> quote ran along the lines: "I don't see why they're destroying their
> product in this manner.  In a year or two there will be dozens of
> competing, incompatible versions of Navigator out there - it'll be a
> complete mess and will be easy for internet explorer to move in and
> clean up."  This view probably does not stop at Redmond city limits;
> suits are predisposed to see freeing their software as the first step
> on the road to chaos (in which there is no consistent profit), and we
> don't really want to encourage that view.
> What we would really like - that ESR's writings which tout (sp?) the
> benefits of Open Source software be reworked to explicitly tout the
> benefits of free software - is not something we can make happen by
> controlling the Open Source trademark; certainly this will never
> happen if we use our control of what ESR has reason to consider his
> (under the property model described in "Homesteading the Noosphere")
> in such a way as to make him look foolish. (say, by denying Open
> Source certification to some license ESR has approved)
> In short, yes, it is likely that if we give up control of the Open
> Source trademark it will be abused by people who want to gain the
> benefits of the labeling without really taking the scary step of
> freeing their software.  However, I don't want to deal with it.  If we
> retain control of the mark, then we will eventually be confronted with
> a choice: either bless (contrary to, I believe, the ideals of many
> folks here) software that's non-free as Open Source, or overrule ESR

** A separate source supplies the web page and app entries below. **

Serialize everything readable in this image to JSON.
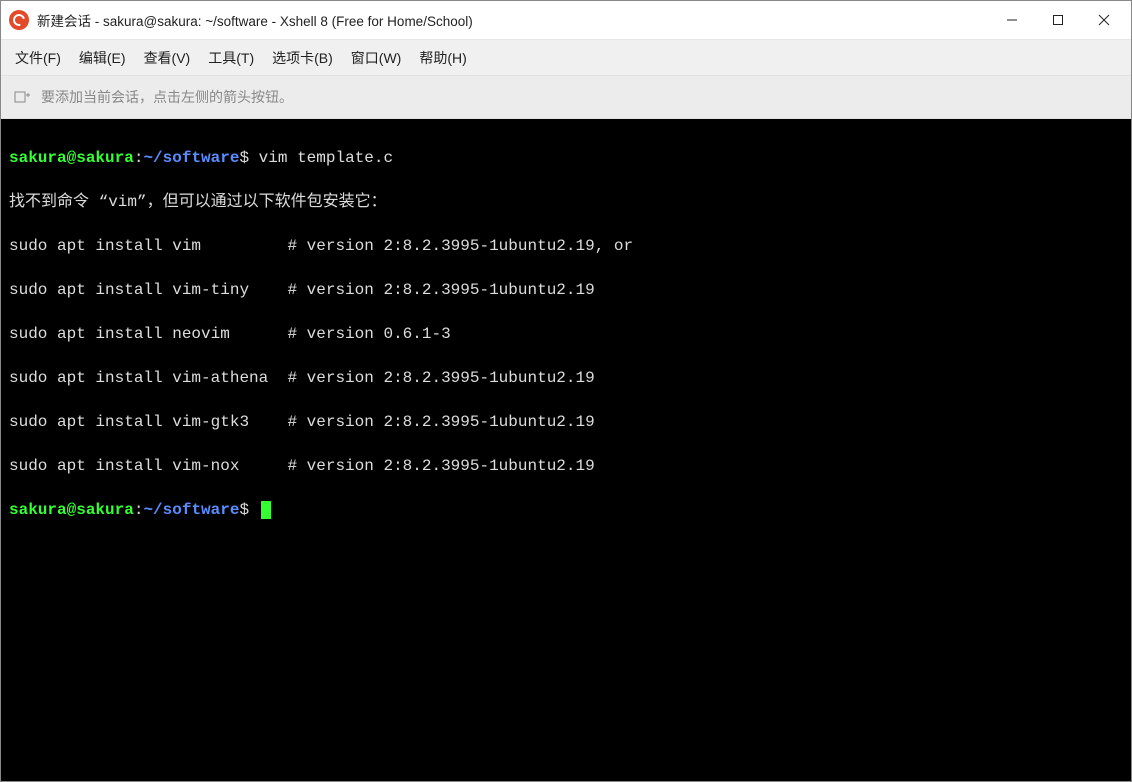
{
  "window": {
    "title": "新建会话 - sakura@sakura: ~/software - Xshell 8 (Free for Home/School)"
  },
  "menu": {
    "file": "文件(F)",
    "edit": "编辑(E)",
    "view": "查看(V)",
    "tools": "工具(T)",
    "tabs": "选项卡(B)",
    "window": "窗口(W)",
    "help": "帮助(H)"
  },
  "tabbar": {
    "hint": "要添加当前会话，点击左侧的箭头按钮。"
  },
  "prompt": {
    "userhost": "sakura@sakura",
    "sep": ":",
    "path": "~/software",
    "sign": "$"
  },
  "terminal": {
    "cmd1": "vim template.c",
    "errline": "找不到命令 “vim”，但可以通过以下软件包安装它：",
    "lines": [
      "sudo apt install vim         # version 2:8.2.3995-1ubuntu2.19, or",
      "sudo apt install vim-tiny    # version 2:8.2.3995-1ubuntu2.19",
      "sudo apt install neovim      # version 0.6.1-3",
      "sudo apt install vim-athena  # version 2:8.2.3995-1ubuntu2.19",
      "sudo apt install vim-gtk3    # version 2:8.2.3995-1ubuntu2.19",
      "sudo apt install vim-nox     # version 2:8.2.3995-1ubuntu2.19"
    ]
  }
}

> and company.  Neither action is one I'd like to see SPI take.
> I propose we give up the mark with a public statement something like
> this:
> "SPI's mission is to serve various free software [link to RMS's
> explanation of the term] projects by doing all of the legal things
> that the actual project members no longer wish to do.  For some time
> now, SPI has held the trademark to the term Open Source, allowing ESR
> of the Open Source Initiative (OSI) to administer it, under the
> assumption that Open Source was simply another name for free software.
> However, it has become apparent that while all free software is Open
> Source, not all software which has been or is likely to be awarded
> Open Source certification by OSI is free [again link to RMS's
> definition?].  Therefore, it is the opinion of SPI that OSI is no
> longer a free software project.  Rather than cause the factious
> confusion that would ensue if SPI were to simply revoke ESR's right to
> administer the trademark, SPI has decided to transfer ownership of the
> Open Source trademark to OSI.  SPI would like to thank ESR and all the
> present and former members of OSI who have made the Open Source
> trademark something of value to the business community and have
> thereby helped to image the image of free software as well.  However,
> we feel that we cannot be a party to promoting software which, while
> it may be granted Open Source certification, is not free."
> I suggest links to RMS's definition rather than the DFSG because in
> this statement I feel that the "why" of free software (that is, why
> the DFSG are written the way they are) is more important than the
> "what" (that is, the DFSG or other similar laundry lists).
> Perhaps preface this statement with something that says "below, when
> we say free software, we refer not to monetary cost but to the freedom
> of the end user" or some such explanation, for those who get the
> announcement via media which do not support hyperlinks.
> -- 
> To UNSUBSCRIBE, email to debian-devel-request@lists.debian.org
> with a subject of "unsubscribe". Trouble? Contact listmaster@lists.debian.org

see shy jo

Reply to: